“Lindsay!” he cried, and some of them looked at him. He turned the rifle around to attack…gunfire would draw more towards them. The butt of the gun would make an excellent club. Mark gave the first one he approached, a fat, saggy woman, a whack worthy of the MLB. He imagined himself to be his hero, Babe Ruth, hitting home runs as he fought his way to the door of his house. Every cracked skull was a home run. And boy, did Mark get a lot of home runs.
He got to the door and kicked it open. He slammed it shut behind him and locked it…it would hold the remaining ones off for a few minutes, and would at least buy him and Lindsay some time to escape. But what about Momma? What would happen to her? He couldn’t think about that now, now he had to get Lindsay.
Mark ran up the stairs, calling his sister’s name. He got no reply. He continued calling, searching the entire upstairs, and still not finding his sister. Finally, on the last call, he heard a faint voice call his name.
“Mark? Mark, help me!” Lindsay said, in a faint voice from somewhere in the house. Mark followed the voice until he got to what he deemed its source: the basement. If Lindsay was down there, that also meant Momma was down there with her. Mark channeled Babe Ruth, one of the greatest men he knew, to help him find his sister. He took his gun butt, swung like Babe Ruth and a baseball bat, and took the descent down into his dark basement.
It smelt of must. A fly was buzzing somewhere, but Mark couldn’t tell where. He took another step, but the sound of his boot on the concrete made his Momma groan…and his sister scream. Mark ran towards the back room, where he kept Momma, and braced himself. Something bad was about to happen, he could feel it. Mark kicked open the door and swung.

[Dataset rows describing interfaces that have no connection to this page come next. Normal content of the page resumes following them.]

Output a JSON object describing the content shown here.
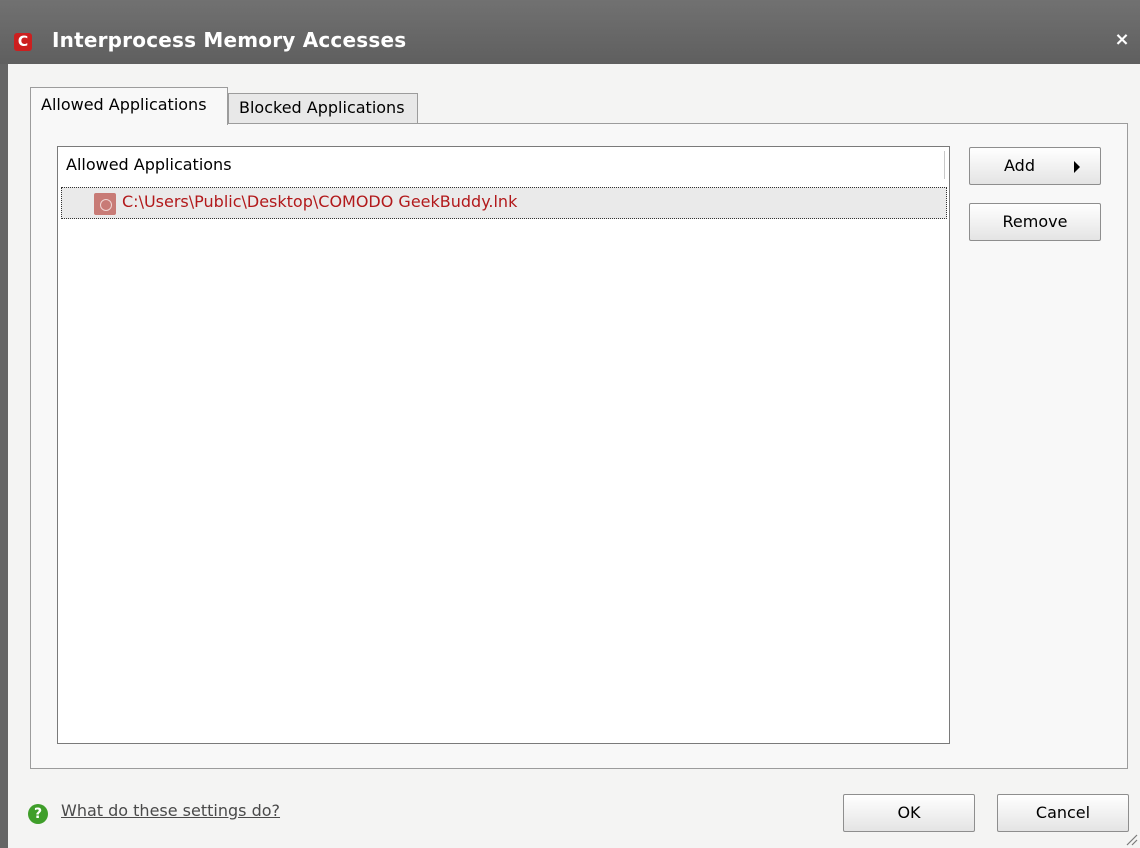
{
  "window": {
    "title": "Interprocess Memory Accesses",
    "close_label": "×",
    "logo_letter": "C"
  },
  "tabs": [
    {
      "label": "Allowed Applications",
      "active": true
    },
    {
      "label": "Blocked Applications",
      "active": false
    }
  ],
  "list": {
    "column_header": "Allowed Applications",
    "rows": [
      {
        "path": "C:\\Users\\Public\\Desktop\\COMODO GeekBuddy.lnk",
        "icon": "shortcut-icon"
      }
    ]
  },
  "buttons": {
    "add": "Add",
    "remove": "Remove",
    "ok": "OK",
    "cancel": "Cancel"
  },
  "help": {
    "icon_glyph": "?",
    "link": "What do these settings do?"
  },
  "colors": {
    "titlebar": "#666666",
    "row_text": "#b2191b",
    "help_icon": "#3f9e2a",
    "logo": "#cc1f1f"
  }
}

The butt connected with something, and Mark found it to be not his mother. Instead, he found his father, now crawling thanks to Mark’s mighty swing, groaning and dripping blood from his bald head. Lindsay was huddled in a corner, crying and screaming for her brother. Mark, however, was lost in a different world.
“Poppa?” Mark whispered. How long had his father been down here? When had he gotten in? How had he gotten in? And where was Momma? Mark’s head filled with these questions as he stood there. He did not see his beloved Momma coming up behind him.

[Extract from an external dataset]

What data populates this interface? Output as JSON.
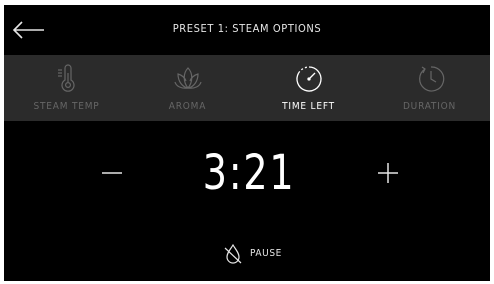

“Mark!” Lindsay screamed, and Mark swung his mightiest swing at his Momma. It connected, and she fell. Mark moved and his Momma fell to the ground next to his Poppa. Poppa wasn’t movin’, she wasn’t either. They were dead, Mark knew, but they were alive somewhere nice. They didn’t do no harm to anyone, so Mark remembered what the Reverend had said: the zombies who didn’t do no killin’ or nothin’ went up to Heaven.

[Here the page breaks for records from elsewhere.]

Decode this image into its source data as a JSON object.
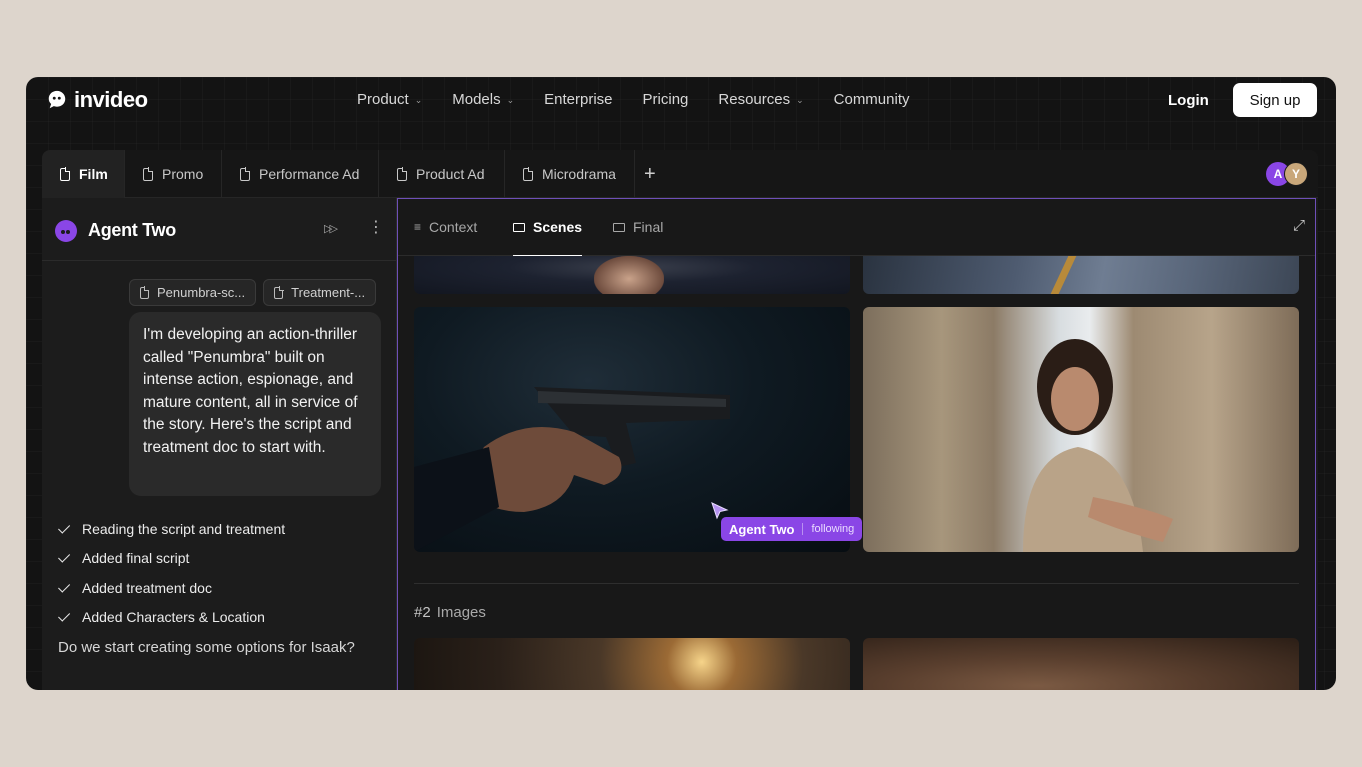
{
  "brand": {
    "name": "invideo"
  },
  "nav": {
    "links": [
      {
        "label": "Product",
        "dropdown": true
      },
      {
        "label": "Models",
        "dropdown": true
      },
      {
        "label": "Enterprise",
        "dropdown": false
      },
      {
        "label": "Pricing",
        "dropdown": false
      },
      {
        "label": "Resources",
        "dropdown": true
      },
      {
        "label": "Community",
        "dropdown": false
      }
    ],
    "login": "Login",
    "signup": "Sign up"
  },
  "tabs": [
    {
      "label": "Film",
      "active": true
    },
    {
      "label": "Promo"
    },
    {
      "label": "Performance Ad"
    },
    {
      "label": "Product Ad"
    },
    {
      "label": "Microdrama"
    }
  ],
  "avatars": [
    "A",
    "Y"
  ],
  "agent": {
    "name": "Agent Two",
    "attachments": [
      "Penumbra-sc...",
      "Treatment-..."
    ],
    "user_message": "I'm developing an action-thriller called \"Penumbra\" built on intense action, espionage, and mature content, all in service of the story. Here's the script and treatment doc to start with.",
    "steps": [
      "Reading the script and treatment",
      "Added final script",
      "Added treatment doc",
      "Added Characters & Location"
    ],
    "question": "Do we start creating some options for Isaak?"
  },
  "workspace": {
    "subtabs": [
      {
        "label": "Context",
        "icon": "lines-icon"
      },
      {
        "label": "Scenes",
        "icon": "folder-icon",
        "active": true
      },
      {
        "label": "Final",
        "icon": "folder-icon"
      }
    ],
    "cursor_tag": {
      "name": "Agent Two",
      "status": "following"
    },
    "section": {
      "number": "#2",
      "title": "Images"
    }
  },
  "colors": {
    "accent": "#8a46e6",
    "frame_border": "#6e4fb8",
    "background": "#ddd5cc"
  }
}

Mark quietly collected his sister, and they stood, hand in hand, and remembered their parents as they were before the zombies attacked: funny, intelligent, and loving. Lindsay cried for a minute, but Mark calmed her down. Mark led his sister up the stairs and to the main floor of their house. Mark stood and looked around at his family memories.
“Is there anything you wanna get before we go? We probably won’t be comin’ back for a while.”
Lindsay stood there and thought for a moment, and then quietly walked over to the table in the living room and picked up a picture of their family: Mark, Momma, Lindsay, and Poppa together at a park. She looked at it and smiled a little.
“I like this one, Mark. We’re all together and nobody’s a monster.” she said.
Mark smiled and told his sister he liked it too. Then he grabbed her hand, put his gun butt in his other hand, and walked to the door. Babe Ruth was about to verse the zombies. And Mark knew deep down that Babe Ruth wasn’t only a good baseball player, but he was a hero too. Mark was hoping he and his sister would be called heroes one day as he unlocked and opened the door.